“Within a period of five years, water tariffs in Cape Town went from 6kl free to now being around R18 per kl in the first tariff step,” Dickson told Daily Maverick. Adding to the unhappiness is the fact that the City of Cape Town now has one of the most expensive electricity tariffs in the country.
Dickson and her supporters have other grievances: another source of concern is the alleged over-valuation of City of Cape Town properties, leading to inflated property rates. Dickson claims that of the 30,000 objections received by the city in this regard, “many were rejected and Capetonians are left with the bitter taste of a city that has zero empathy with those struggling to pay their inflated property rates”.
2021 local government elections
Despite these issues, it would be a brave gambler who’d bet against the DA winning the City of Cape Town in an outright majority. If the party has reason to fear, though, it may not be the threat posed by the ANC — which tends to do worse in municipal elections any way — but that of smaller parties.
There is every reason to believe that the Freedom Front Plus will continue the growth it displayed in the 2019 national elections, although voters in South Africa’s coastal cities tend to be more liberal than elsewhere. There are also credible threats from Patricia de Lille’s Good party and from the Patriotic Alliance, which has been using the grievances of the Western Cape’s coloured population as a wedge issue. DM
City of Cape Town spokesperson Luthando Tyhalibongo sent the following response to the issue of tariffs and rates after publication:
The City absolutely rejects any misinformation being spread by certain groupings about the City’s tariffs and rates, despite numerous efforts by the City to correct the misinformation.
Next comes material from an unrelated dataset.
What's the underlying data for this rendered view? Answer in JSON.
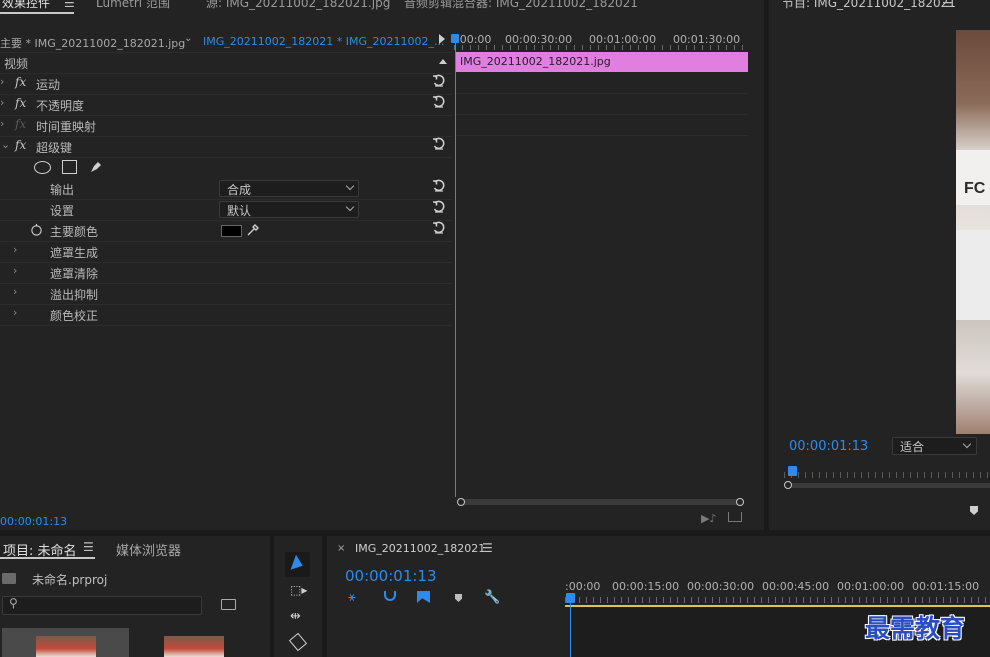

It is very clear if one actually looks at the data that the City’s tariffs are fair, as affordable as possible and at a sustainable level to ensure the municipality is healthy and can carry on delivering services, paying Eskom for electricity bulk purchases and all other major input costs.
The City’s tariffs are competitive in comparison with other metros.
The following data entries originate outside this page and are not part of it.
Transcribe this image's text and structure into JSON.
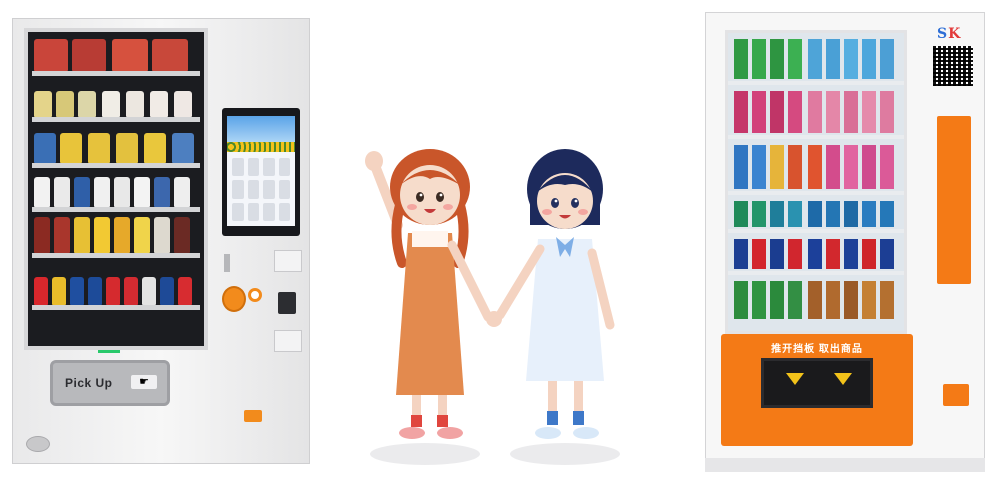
{
  "left_machine": {
    "pickup_label": "Pick Up"
  },
  "right_machine": {
    "panel_text": "推开挡板 取出商品",
    "brand_s": "S",
    "brand_k": "K"
  },
  "colors": {
    "accent_orange": "#f47a16",
    "green_led": "#29c96b",
    "girl_hair": "#c9562a",
    "girl_dress": "#e38a4e",
    "boy_hair": "#1d2a5c",
    "boy_dress": "#e7f0fb"
  }
}
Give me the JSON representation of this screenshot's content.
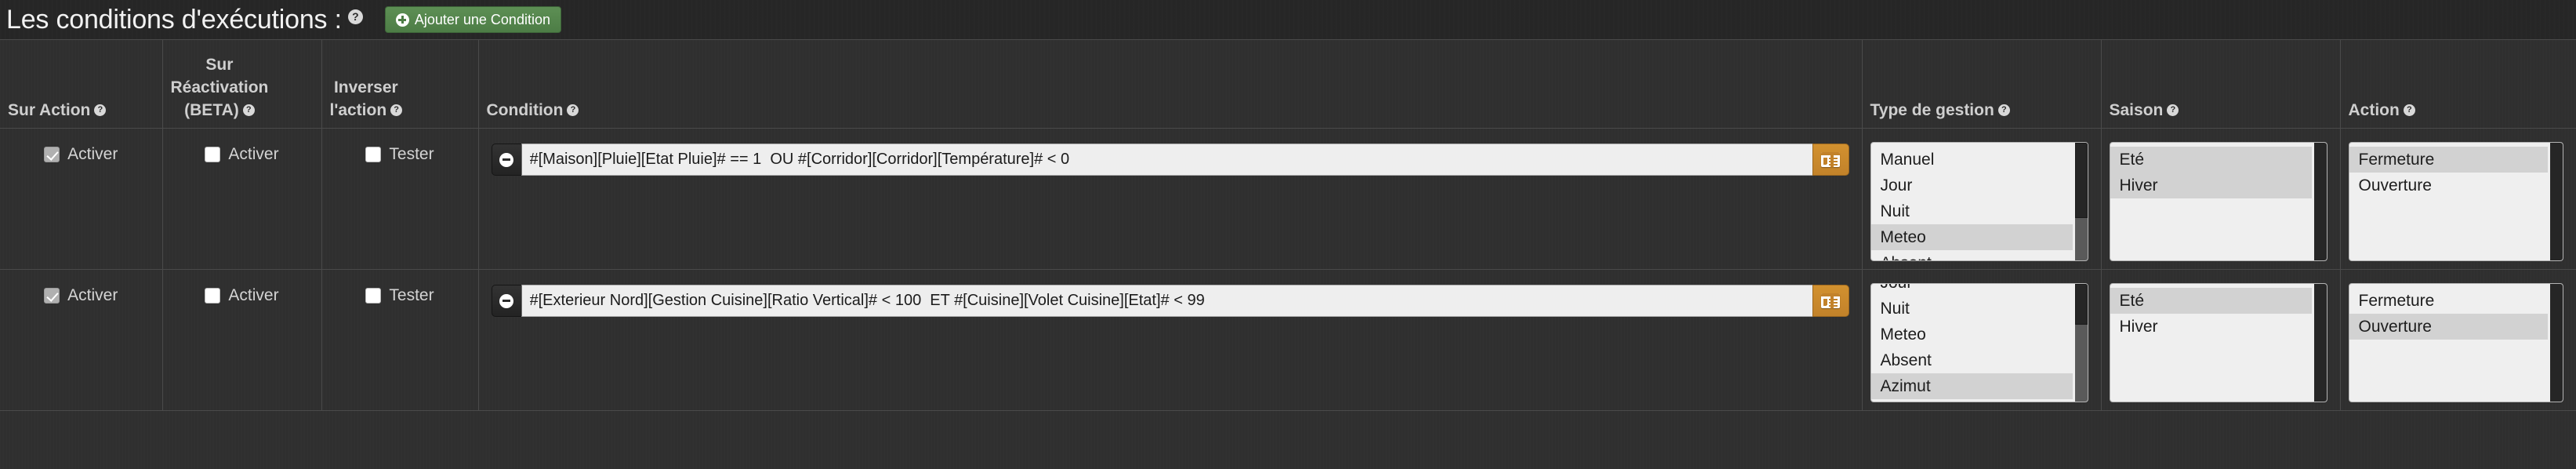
{
  "header": {
    "title": "Les conditions d'exécutions :",
    "help_icon": "help-icon",
    "add_button_label": "Ajouter une Condition",
    "add_button_icon": "plus-circle-icon",
    "accent_green": "#4d7d46"
  },
  "columns": [
    {
      "label": "Sur Action",
      "help": "?"
    },
    {
      "label": "Sur Réactivation (BETA)",
      "label_line1": "Sur",
      "label_line2": "Réactivation",
      "label_line3": "(BETA)",
      "help": "?"
    },
    {
      "label": "Inverser l'action",
      "label_line1": "Inverser",
      "label_line2": "l'action",
      "help": "?"
    },
    {
      "label": "Condition",
      "help": "?"
    },
    {
      "label": "Type de gestion",
      "help": "?"
    },
    {
      "label": "Saison",
      "help": "?"
    },
    {
      "label": "Action",
      "help": "?"
    }
  ],
  "rows": [
    {
      "sur_action": {
        "label": "Activer",
        "checked": true
      },
      "sur_reactivation": {
        "label": "Activer",
        "checked": false
      },
      "inverser": {
        "label": "Tester",
        "checked": false
      },
      "condition": {
        "value": "#[Maison][Pluie][Etat Pluie]# == 1  OU #[Corridor][Corridor][Température]# < 0",
        "placeholder": "",
        "remove_icon": "minus-circle-icon",
        "picker_icon": "list-icon"
      },
      "type_gestion": {
        "options": [
          "Manuel",
          "Jour",
          "Nuit",
          "Meteo",
          "Absent"
        ],
        "selected": [
          "Meteo"
        ],
        "scrolled": false
      },
      "saison": {
        "options": [
          "Eté",
          "Hiver"
        ],
        "selected": [
          "Eté",
          "Hiver"
        ],
        "scrolled": false
      },
      "action": {
        "options": [
          "Fermeture",
          "Ouverture"
        ],
        "selected": [
          "Fermeture"
        ],
        "scrolled": false
      }
    },
    {
      "sur_action": {
        "label": "Activer",
        "checked": true
      },
      "sur_reactivation": {
        "label": "Activer",
        "checked": false
      },
      "inverser": {
        "label": "Tester",
        "checked": false
      },
      "condition": {
        "value": "#[Exterieur Nord][Gestion Cuisine][Ratio Vertical]# < 100  ET #[Cuisine][Volet Cuisine][Etat]# < 99",
        "placeholder": "",
        "remove_icon": "minus-circle-icon",
        "picker_icon": "list-icon"
      },
      "type_gestion": {
        "options": [
          "Jour",
          "Nuit",
          "Meteo",
          "Absent",
          "Azimut"
        ],
        "selected": [
          "Azimut"
        ],
        "scrolled": true
      },
      "saison": {
        "options": [
          "Eté",
          "Hiver"
        ],
        "selected": [
          "Eté"
        ],
        "scrolled": false
      },
      "action": {
        "options": [
          "Fermeture",
          "Ouverture"
        ],
        "selected": [
          "Ouverture"
        ],
        "scrolled": false
      }
    }
  ],
  "colors": {
    "background": "#2f2f2f",
    "header_bar": "#262626",
    "border": "#4a4a4a",
    "text": "#d4d4d4",
    "accent_orange": "#c2822a",
    "accent_green": "#4d7d46",
    "field_bg": "#eeeeee",
    "selected_bg": "#d2d2d2"
  }
}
The City also had the lowest tariff increases of any metro in the new financial year.
It now costs the City 17,8% more to buy electricity from Eskom. Because of this increase, the City was compelled to implement a 13,48% electricity increase from 1 July 2021. Nevertheless, the City has absorbed more of the price hike than any other metro in South Africa – where the average increases are 14,59%. Although it is not a straightforward comparison to make as there are different tariff bands and customers bases for all these metros, if you are supplied by the City including the fixed component of the tariff, you still generally receive more units than in Joburg especially when you use less. For example, for the City of Joburg, the equivalent fixed charges per month is R768,21 (incl. VAT). This does result in lower per kWh charges, so which metro is cheaper depends completely on the amount of energy consumed – again lower consumers will pay less in Cape Town.
On water, the Facebook Group StopCoCT continues to imply a drought charge came into effect and remained. Such a charge was never approved by Council and never implemented. In fact, if one actually looks at the data available, one would see the water tariffs have almost halved since the peak of the drought – from R785,38 at level 6B 2018 (obviously this was the result of lower usage and lower supply increasing the cost to protect the resource) to R432,66 (2021/22) – for 10 500 litres of water per month.
Lastly, on rates the City’s rates (cent in the rand) are the lowest in South Africa. Yet the municipality is sustainable, has high levels of service delivery, most of the budget is spent in vulnerable areas or to the benefit of vulnerable areas and money earmarked for services go where it should go. DM